*What the exercise asks*. With pictures removed, the data below should be returned exactly.

*Listed entries*.
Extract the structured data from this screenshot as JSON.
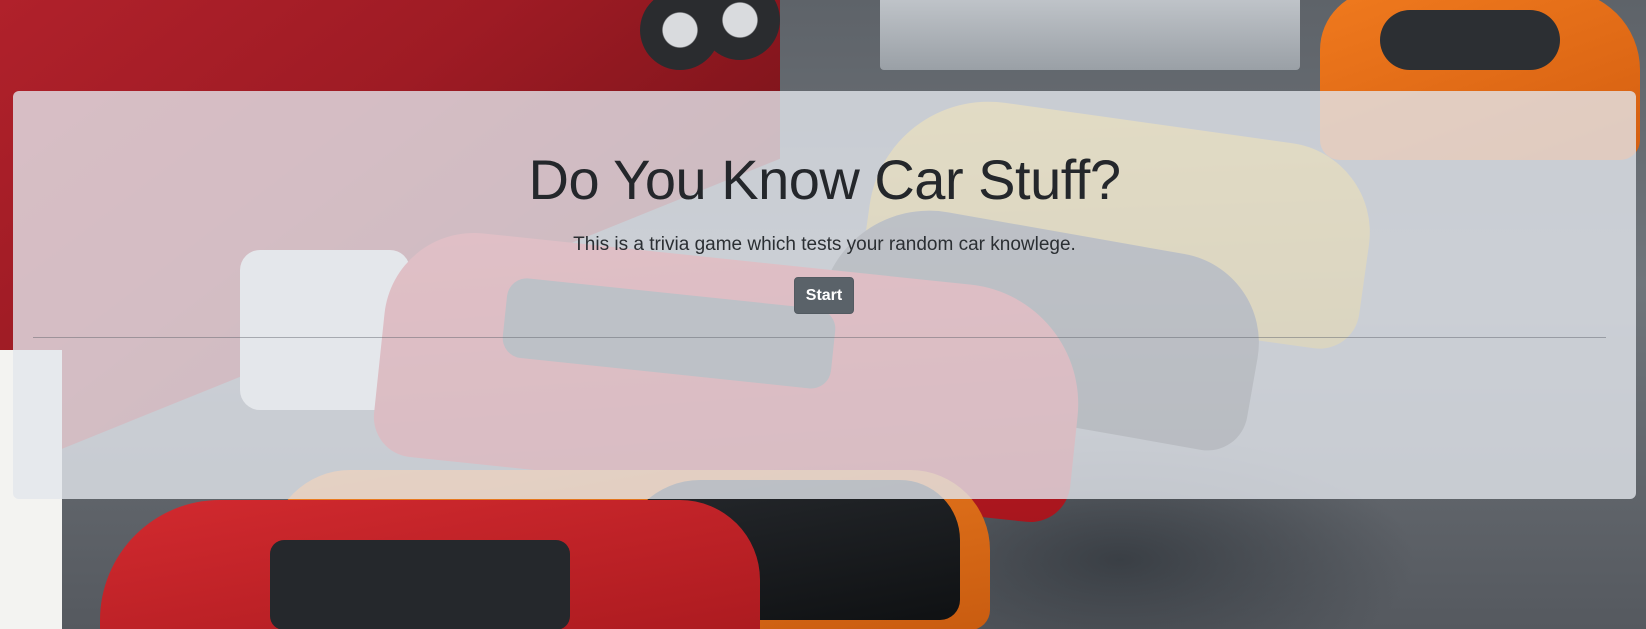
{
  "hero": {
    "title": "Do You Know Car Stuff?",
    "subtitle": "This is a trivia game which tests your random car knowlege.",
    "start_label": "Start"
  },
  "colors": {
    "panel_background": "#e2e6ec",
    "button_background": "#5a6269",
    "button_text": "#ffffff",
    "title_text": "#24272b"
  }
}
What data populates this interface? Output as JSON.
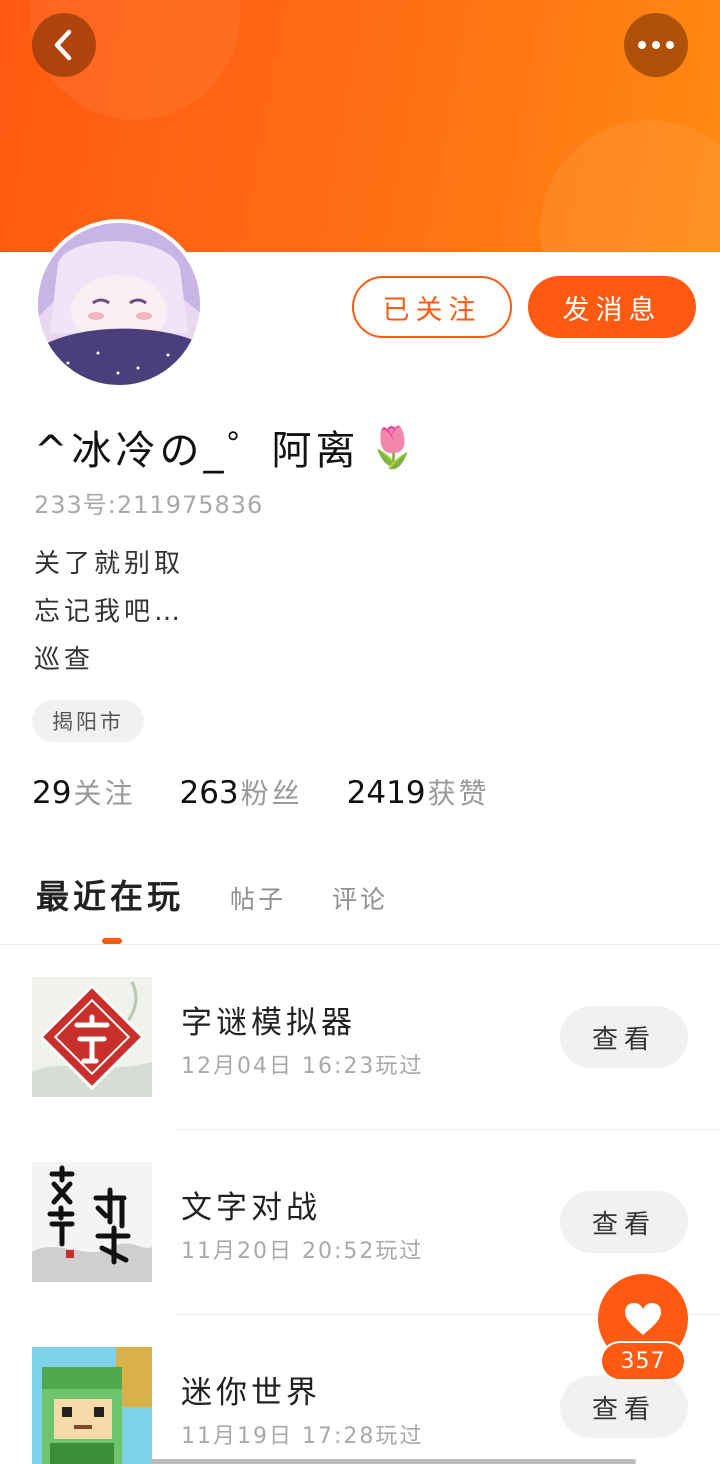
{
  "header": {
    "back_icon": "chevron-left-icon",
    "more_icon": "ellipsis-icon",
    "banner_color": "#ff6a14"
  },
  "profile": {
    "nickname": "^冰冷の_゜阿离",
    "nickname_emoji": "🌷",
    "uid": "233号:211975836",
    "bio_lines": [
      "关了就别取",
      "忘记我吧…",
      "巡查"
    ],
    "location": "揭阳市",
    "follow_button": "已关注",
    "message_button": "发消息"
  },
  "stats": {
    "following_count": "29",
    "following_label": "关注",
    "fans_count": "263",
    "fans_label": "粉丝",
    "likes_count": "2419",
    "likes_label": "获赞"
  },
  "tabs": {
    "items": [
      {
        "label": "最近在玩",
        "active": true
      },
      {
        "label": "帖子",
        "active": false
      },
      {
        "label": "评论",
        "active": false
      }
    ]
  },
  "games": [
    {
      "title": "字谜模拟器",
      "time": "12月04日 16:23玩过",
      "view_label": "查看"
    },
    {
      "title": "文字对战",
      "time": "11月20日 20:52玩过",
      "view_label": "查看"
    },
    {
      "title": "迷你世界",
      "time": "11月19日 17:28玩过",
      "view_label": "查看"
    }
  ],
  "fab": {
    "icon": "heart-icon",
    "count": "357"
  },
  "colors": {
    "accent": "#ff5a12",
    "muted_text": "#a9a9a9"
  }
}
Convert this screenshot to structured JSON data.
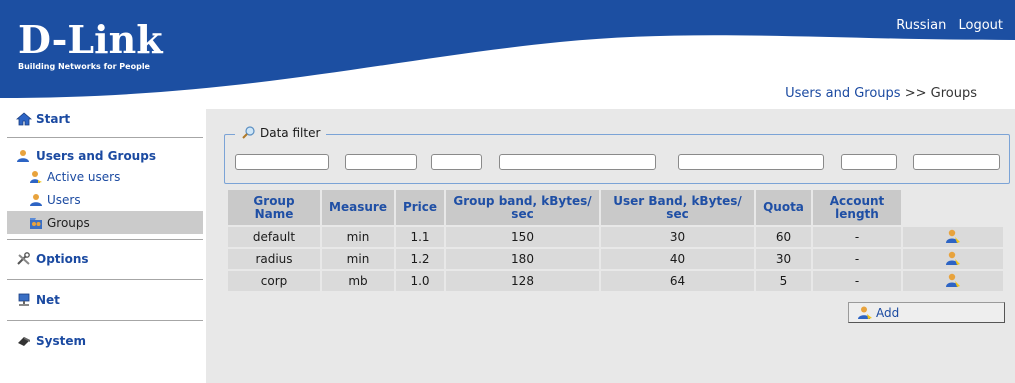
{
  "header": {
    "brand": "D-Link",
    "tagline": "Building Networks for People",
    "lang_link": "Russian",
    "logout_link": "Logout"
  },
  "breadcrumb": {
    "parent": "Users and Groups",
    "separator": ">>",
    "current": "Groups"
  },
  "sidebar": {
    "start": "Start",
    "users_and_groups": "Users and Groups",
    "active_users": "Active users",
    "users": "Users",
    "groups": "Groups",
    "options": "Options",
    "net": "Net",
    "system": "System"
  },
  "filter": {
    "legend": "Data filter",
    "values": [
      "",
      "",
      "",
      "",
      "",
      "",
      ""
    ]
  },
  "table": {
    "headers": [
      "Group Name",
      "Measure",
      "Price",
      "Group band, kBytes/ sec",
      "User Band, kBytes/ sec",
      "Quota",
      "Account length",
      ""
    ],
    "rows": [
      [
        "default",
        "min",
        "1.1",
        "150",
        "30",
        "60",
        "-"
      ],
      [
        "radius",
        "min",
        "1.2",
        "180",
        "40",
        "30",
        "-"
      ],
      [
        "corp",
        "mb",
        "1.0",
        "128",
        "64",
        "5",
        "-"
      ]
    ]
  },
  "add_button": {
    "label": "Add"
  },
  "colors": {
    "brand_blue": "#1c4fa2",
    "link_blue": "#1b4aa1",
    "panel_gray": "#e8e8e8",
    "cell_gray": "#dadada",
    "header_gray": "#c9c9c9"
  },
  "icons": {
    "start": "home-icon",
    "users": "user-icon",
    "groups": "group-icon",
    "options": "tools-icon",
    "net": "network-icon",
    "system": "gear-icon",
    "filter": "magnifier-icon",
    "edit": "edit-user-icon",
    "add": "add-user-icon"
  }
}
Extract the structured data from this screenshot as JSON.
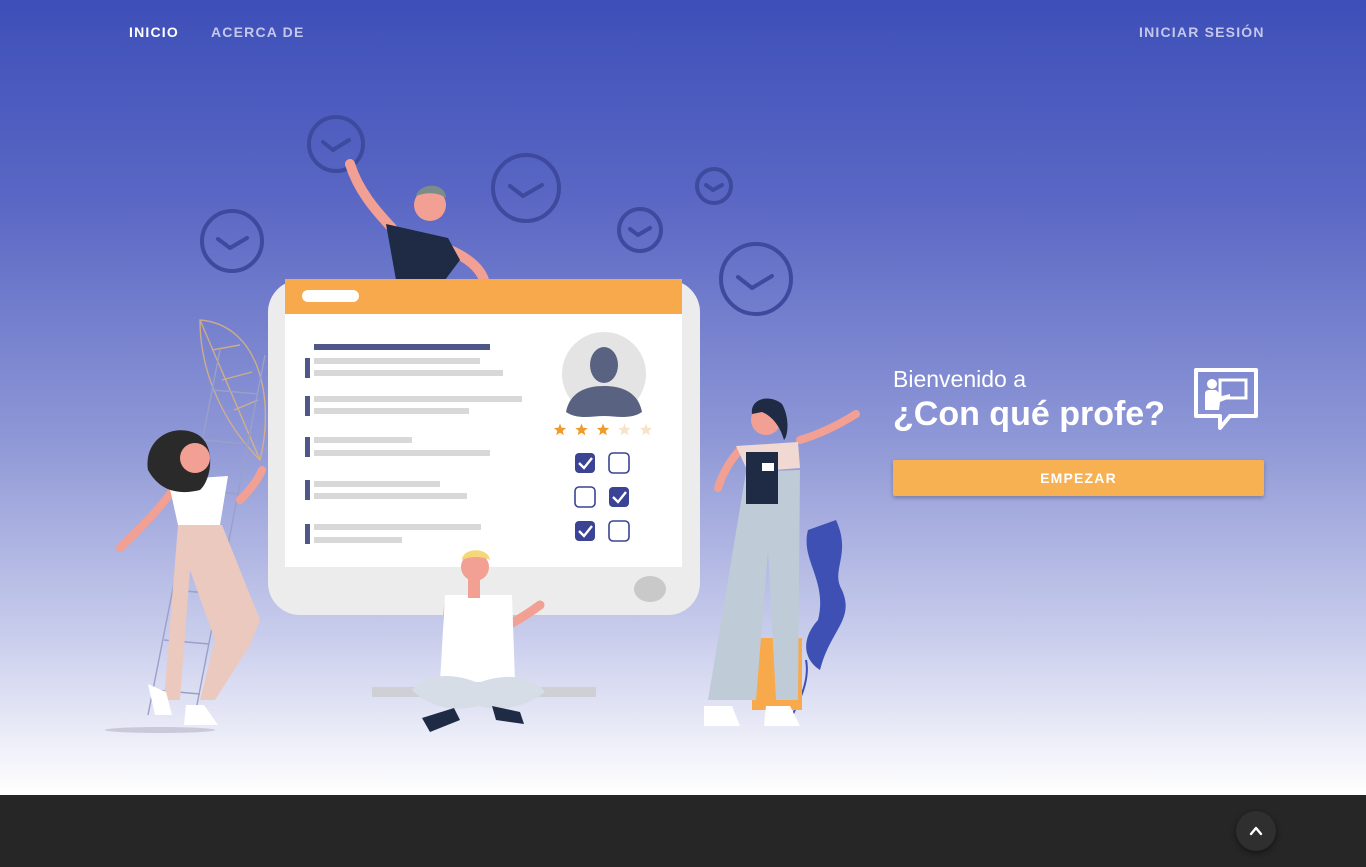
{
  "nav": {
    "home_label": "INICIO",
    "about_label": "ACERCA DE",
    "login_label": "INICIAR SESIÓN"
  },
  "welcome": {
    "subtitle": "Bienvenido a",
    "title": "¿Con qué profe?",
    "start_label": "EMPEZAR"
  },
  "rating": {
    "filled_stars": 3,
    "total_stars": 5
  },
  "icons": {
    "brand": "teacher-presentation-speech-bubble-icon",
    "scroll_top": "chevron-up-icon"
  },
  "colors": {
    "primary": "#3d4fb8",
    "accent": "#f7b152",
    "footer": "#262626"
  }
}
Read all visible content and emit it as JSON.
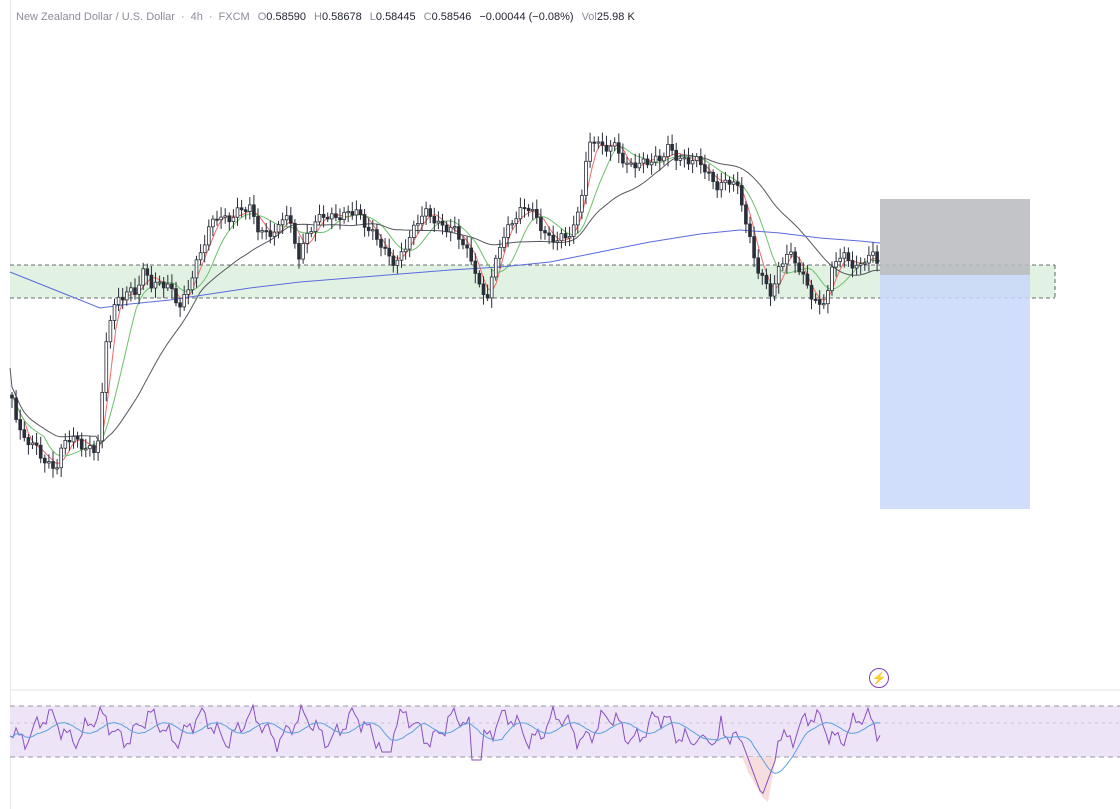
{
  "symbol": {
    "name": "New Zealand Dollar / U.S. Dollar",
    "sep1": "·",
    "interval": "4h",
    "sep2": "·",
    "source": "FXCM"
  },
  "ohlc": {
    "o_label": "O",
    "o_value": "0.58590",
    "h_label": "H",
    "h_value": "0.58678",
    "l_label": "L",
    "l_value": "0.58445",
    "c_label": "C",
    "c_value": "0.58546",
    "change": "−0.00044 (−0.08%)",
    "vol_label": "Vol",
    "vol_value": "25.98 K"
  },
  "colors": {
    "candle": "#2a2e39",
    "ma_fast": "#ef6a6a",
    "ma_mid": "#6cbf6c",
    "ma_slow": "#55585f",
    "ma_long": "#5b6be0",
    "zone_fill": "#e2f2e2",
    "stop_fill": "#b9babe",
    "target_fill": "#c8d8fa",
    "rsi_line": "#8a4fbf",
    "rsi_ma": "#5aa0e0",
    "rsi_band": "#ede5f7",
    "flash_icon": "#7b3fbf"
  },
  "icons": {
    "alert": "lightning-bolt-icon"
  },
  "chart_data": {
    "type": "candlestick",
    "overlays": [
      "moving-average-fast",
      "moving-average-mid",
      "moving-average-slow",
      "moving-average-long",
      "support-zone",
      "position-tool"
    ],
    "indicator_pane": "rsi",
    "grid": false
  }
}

*Response for this exercise*.
Extract the structured data from this screenshot as JSON.
{
  "hero": {
    "title": "Do You Know Car Stuff?",
    "subtitle": "This is a trivia game which tests your random car knowlege.",
    "start_label": "Start"
  },
  "colors": {
    "panel_background": "#e2e6ec",
    "button_background": "#5a6269",
    "button_text": "#ffffff",
    "title_text": "#24272b"
  }
}
What data populates this interface? Output as JSON.
{
  "header": {
    "back_icon": "chevron-left-icon",
    "more_icon": "ellipsis-icon",
    "banner_color": "#ff6a14"
  },
  "profile": {
    "nickname": "^冰冷の_゜阿离",
    "nickname_emoji": "🌷",
    "uid": "233号:211975836",
    "bio_lines": [
      "关了就别取",
      "忘记我吧…",
      "巡查"
    ],
    "location": "揭阳市",
    "follow_button": "已关注",
    "message_button": "发消息"
  },
  "stats": {
    "following_count": "29",
    "following_label": "关注",
    "fans_count": "263",
    "fans_label": "粉丝",
    "likes_count": "2419",
    "likes_label": "获赞"
  },
  "tabs": {
    "items": [
      {
        "label": "最近在玩",
        "active": true
      },
      {
        "label": "帖子",
        "active": false
      },
      {
        "label": "评论",
        "active": false
      }
    ]
  },
  "games": [
    {
      "title": "字谜模拟器",
      "time": "12月04日 16:23玩过",
      "view_label": "查看"
    },
    {
      "title": "文字对战",
      "time": "11月20日 20:52玩过",
      "view_label": "查看"
    },
    {
      "title": "迷你世界",
      "time": "11月19日 17:28玩过",
      "view_label": "查看"
    }
  ],
  "fab": {
    "icon": "heart-icon",
    "count": "357"
  },
  "colors": {
    "accent": "#ff5a12",
    "muted_text": "#a9a9a9"
  }
}
Convert this screenshot to structured JSON data.
{
  "header": {
    "brand": "D-Link",
    "tagline": "Building Networks for People",
    "lang_link": "Russian",
    "logout_link": "Logout"
  },
  "breadcrumb": {
    "parent": "Users and Groups",
    "separator": ">>",
    "current": "Groups"
  },
  "sidebar": {
    "start": "Start",
    "users_and_groups": "Users and Groups",
    "active_users": "Active users",
    "users": "Users",
    "groups": "Groups",
    "options": "Options",
    "net": "Net",
    "system": "System"
  },
  "filter": {
    "legend": "Data filter",
    "values": [
      "",
      "",
      "",
      "",
      "",
      "",
      ""
    ]
  },
  "table": {
    "headers": [
      "Group Name",
      "Measure",
      "Price",
      "Group band, kBytes/ sec",
      "User Band, kBytes/ sec",
      "Quota",
      "Account length",
      ""
    ],
    "rows": [
      [
        "default",
        "min",
        "1.1",
        "150",
        "30",
        "60",
        "-"
      ],
      [
        "radius",
        "min",
        "1.2",
        "180",
        "40",
        "30",
        "-"
      ],
      [
        "corp",
        "mb",
        "1.0",
        "128",
        "64",
        "5",
        "-"
      ]
    ]
  },
  "add_button": {
    "label": "Add"
  },
  "colors": {
    "brand_blue": "#1c4fa2",
    "link_blue": "#1b4aa1",
    "panel_gray": "#e8e8e8",
    "cell_gray": "#dadada",
    "header_gray": "#c9c9c9"
  },
  "icons": {
    "start": "home-icon",
    "users": "user-icon",
    "groups": "group-icon",
    "options": "tools-icon",
    "net": "network-icon",
    "system": "gear-icon",
    "filter": "magnifier-icon",
    "edit": "edit-user-icon",
    "add": "add-user-icon"
  }
}
Extract the structured data from this screenshot as JSON.
{
  "nav": {
    "home_label": "INICIO",
    "about_label": "ACERCA DE",
    "login_label": "INICIAR SESIÓN"
  },
  "welcome": {
    "subtitle": "Bienvenido a",
    "title": "¿Con qué profe?",
    "start_label": "EMPEZAR"
  },
  "rating": {
    "filled_stars": 3,
    "total_stars": 5
  },
  "icons": {
    "brand": "teacher-presentation-speech-bubble-icon",
    "scroll_top": "chevron-up-icon"
  },
  "colors": {
    "primary": "#3d4fb8",
    "accent": "#f7b152",
    "footer": "#262626"
  }
}
Read all visible content and emit it as JSON.
{
  "symbol": {
    "name": "New Zealand Dollar / U.S. Dollar",
    "sep1": "·",
    "interval": "4h",
    "sep2": "·",
    "source": "FXCM"
  },
  "ohlc": {
    "o_label": "O",
    "o_value": "0.58590",
    "h_label": "H",
    "h_value": "0.58678",
    "l_label": "L",
    "l_value": "0.58445",
    "c_label": "C",
    "c_value": "0.58546",
    "change": "−0.00044 (−0.08%)",
    "vol_label": "Vol",
    "vol_value": "25.98 K"
  },
  "colors": {
    "candle": "#2a2e39",
    "ma_fast": "#ef6a6a",
    "ma_mid": "#6cbf6c",
    "ma_slow": "#55585f",
    "ma_long": "#5b6be0",
    "zone_fill": "#e2f2e2",
    "stop_fill": "#b9babe",
    "target_fill": "#c8d8fa",
    "rsi_line": "#8a4fbf",
    "rsi_ma": "#5aa0e0",
    "rsi_band": "#ede5f7",
    "flash_icon": "#7b3fbf"
  },
  "icons": {
    "alert": "lightning-bolt-icon"
  },
  "chart_data": {
    "type": "candlestick",
    "overlays": [
      "moving-average-fast",
      "moving-average-mid",
      "moving-average-slow",
      "moving-average-long",
      "support-zone",
      "position-tool"
    ],
    "indicator_pane": "rsi",
    "grid": false
  }
}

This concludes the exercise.